“Socializing the children requires a strong community, society involvement, as the community, too, needs to heal and learn to accept the children again,” Beah told an international audience during the webchat on June 12.

Although the recruitment of children (anyone under the age of 18) for military purposes has been condemned by the United Nations, there are an estimated 300,000 child soldiers around the world today.

When asked about stigmatization, both Beah and Wessells said it is a persistent problem faced by former child soldiers when attempting to reintegrate into society. This is especially true for girls, who, in addition to fulfilling domestic roles in armies, might take on combat responsibilities as well.

Returning home can be harder for girls than for boys, according to Wessells, who has studied the effect of combat experience on girls.

“Many become pregnant and give birth, and many experience extreme reproductive health issues, STIs (sexually transmitted infections), and much greater amounts of stigma than do boys,” Wessells said.

Because communities tend to reject them, many girls choose to keep silent about their experiences, and much of the international public is still unaware of the problems of former girl soldiers, Wessells and Beah said.

“The image of a child soldier that has been portrayed internationally has been the boy with the AK-47,” Beah said. He recalled that girls in Sierra Leone were a large component of the army and they tended to avoid getting help for fear of rejection by their communities.

Wessells suggested the different problems girls face warrant different reintegration programs that specifically address their issues.

 “Any country that has an active armed conflict can expect that troop-hungry commanders will use children to fill their ranks,” Wessells said.  In addition, significant unemployment and a lack of educational opportunities can fuel political dissatisfaction among youths who resort to violence. Dealing with the problem of child soldiering is a multilateral process involving the cooperation of various U.N. agencies and nongovernmental organizations.

UNICEF has been an important force in organizing the release of child soldiers and works with partners to reintegrate them into society.
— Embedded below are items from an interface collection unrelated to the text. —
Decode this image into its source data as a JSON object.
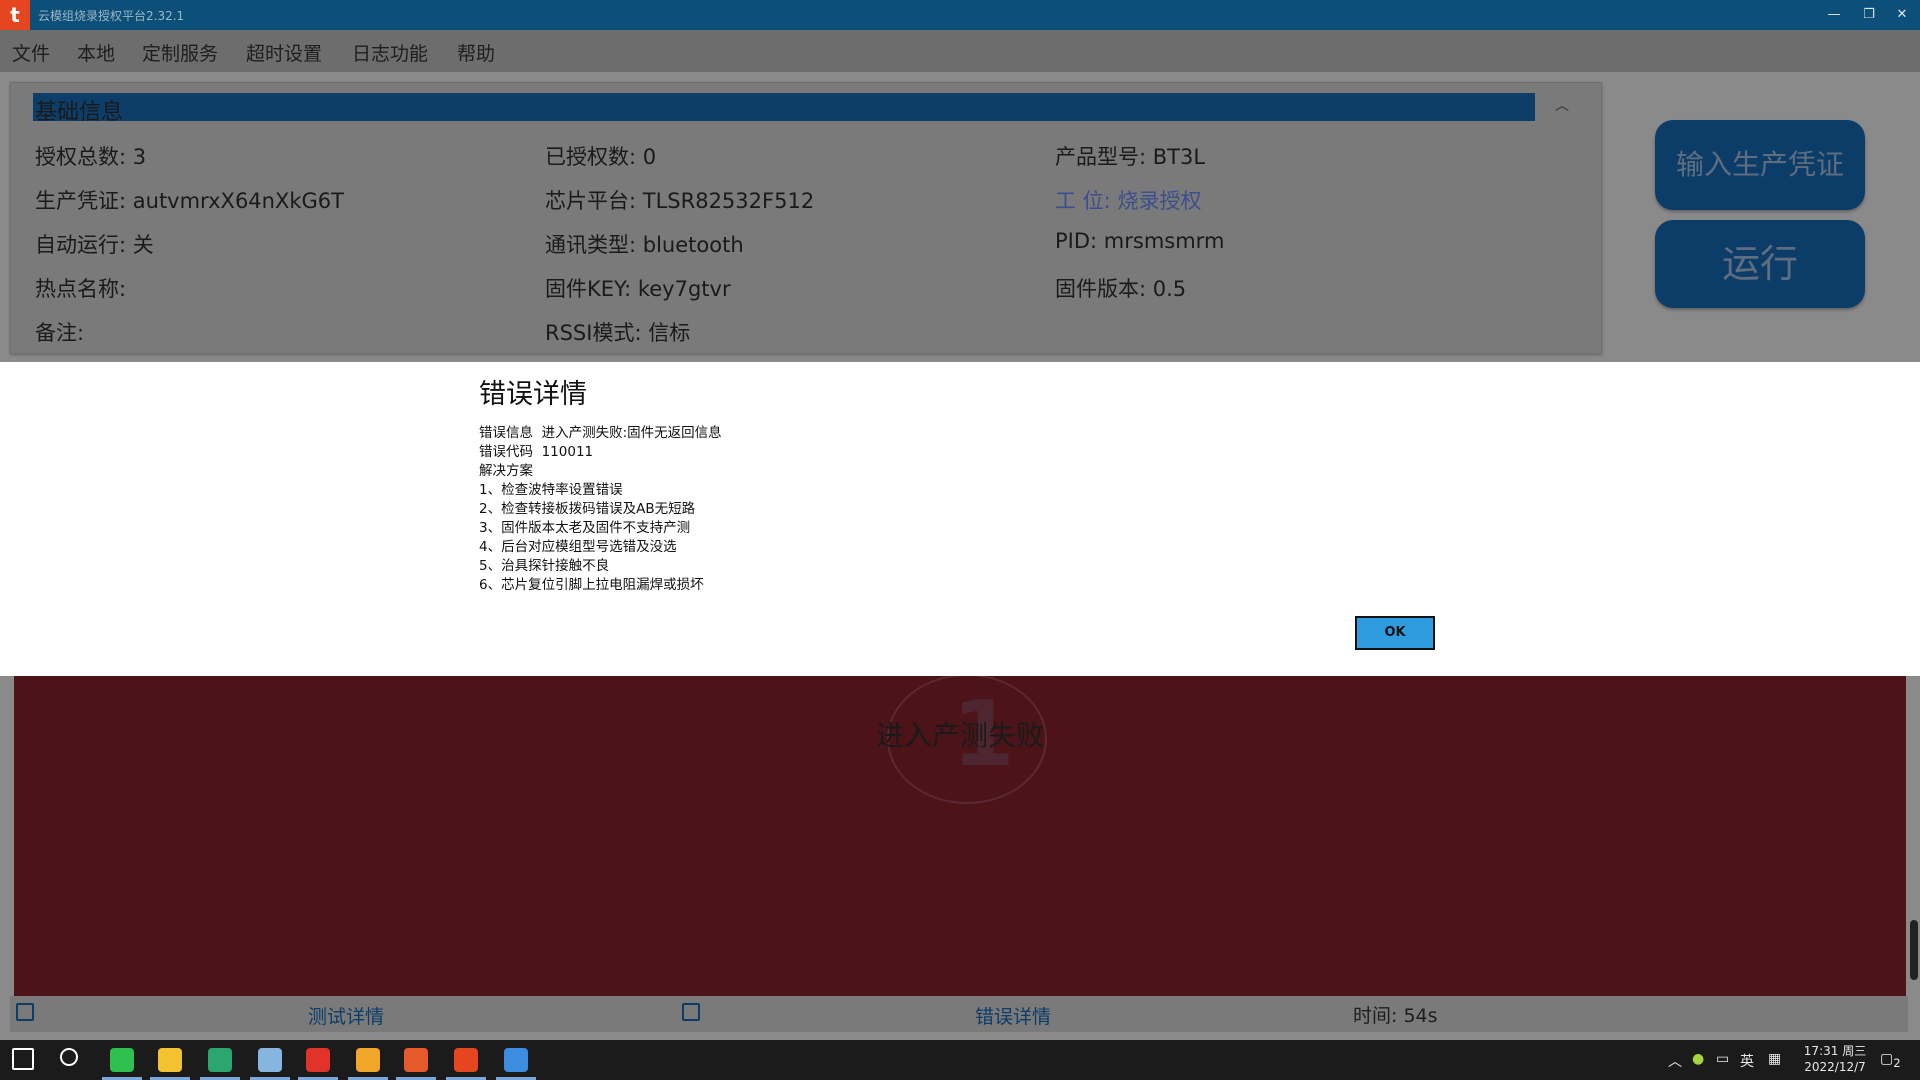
{
  "window": {
    "title": "云模组烧录授权平台2.32.1",
    "logo": "t"
  },
  "menu": [
    "文件",
    "本地",
    "定制服务",
    "超时设置",
    "日志功能",
    "帮助"
  ],
  "info": {
    "header": "基础信息",
    "fields": [
      {
        "label": "授权总数:",
        "value": "3"
      },
      {
        "label": "已授权数:",
        "value": "0"
      },
      {
        "label": "产品型号:",
        "value": "BT3L"
      },
      {
        "label": "生产凭证:",
        "value": "autvmrxX64nXkG6T"
      },
      {
        "label": "芯片平台:",
        "value": "TLSR82532F512"
      },
      {
        "label": "工 位:",
        "value": "烧录授权"
      },
      {
        "label": "自动运行:",
        "value": "关"
      },
      {
        "label": "通讯类型:",
        "value": "bluetooth"
      },
      {
        "label": "PID:",
        "value": "mrsmsmrm"
      },
      {
        "label": "热点名称:",
        "value": ""
      },
      {
        "label": "固件KEY:",
        "value": "key7gtvr"
      },
      {
        "label": "固件版本:",
        "value": "0.5"
      },
      {
        "label": "备注:",
        "value": ""
      },
      {
        "label": "RSSI模式:",
        "value": "信标"
      }
    ]
  },
  "buttons": {
    "input_credential": "输入生产凭证",
    "run": "运行"
  },
  "result": {
    "digit": "1",
    "text": "进入产测失败"
  },
  "status": {
    "test_detail": "测试详情",
    "error_detail": "错误详情",
    "time_label": "时间:",
    "time_value": "54s"
  },
  "dialog": {
    "title": "错误详情",
    "error_info_label": "错误信息",
    "error_info": "进入产测失败:固件无返回信息",
    "error_code_label": "错误代码",
    "error_code": "110011",
    "solution_label": "解决方案",
    "solutions": [
      "1、检查波特率设置错误",
      "2、检查转接板拨码错误及AB无短路",
      "3、固件版本太老及固件不支持产测",
      "4、后台对应模组型号选错及没选",
      "5、治具探针接触不良",
      "6、芯片复位引脚上拉电阻漏焊或损坏"
    ],
    "ok": "OK"
  },
  "taskbar": {
    "ime": "英",
    "time": "17:31 周三",
    "date": "2022/12/7",
    "notifications": "2",
    "icons": [
      "windows-start-icon",
      "search-icon",
      "wechat-icon",
      "file-explorer-icon",
      "code-app-icon",
      "notes-icon",
      "wps-icon",
      "files-icon",
      "pdf-icon",
      "tuya-icon",
      "chrome-icon"
    ],
    "icon_colors": [
      "#ffffff",
      "#ffffff",
      "#2fbf4f",
      "#f2c230",
      "#2aa66e",
      "#86b6e0",
      "#e2332b",
      "#f2a629",
      "#e65a2b",
      "#e5451f",
      "#3c8de0"
    ]
  }
}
The CCF, for instance, implements programs in communities that “develop holistic, culturally grounded support,” Wessells said.

“CCF finds in its work that the best approach includes youth participation and reintegration programs are more effective when they are guided by the voice, perspectives and priorities defined by young people themselves,” noted Wessells.

Both Beah and Wessells expressed hope for an end to child recruitment for combat purposes with the help of enough international advocacy.

Making the International Criminal Court more accountable for prosecuting recruiters, Wessells said, would be a significant preventive measure against child soldiering. Targeting the source of conflicts that draw children into military roles is also important, he said.

Beah expressed optimism that accountability and prevention will eventually bring an end to the involvement of children in warfare.

“I believe it will end,” Beah said. “I was in it, and I am no longer there. I have hope, as I cannot afford anything else. The alternative of giving up is worse.”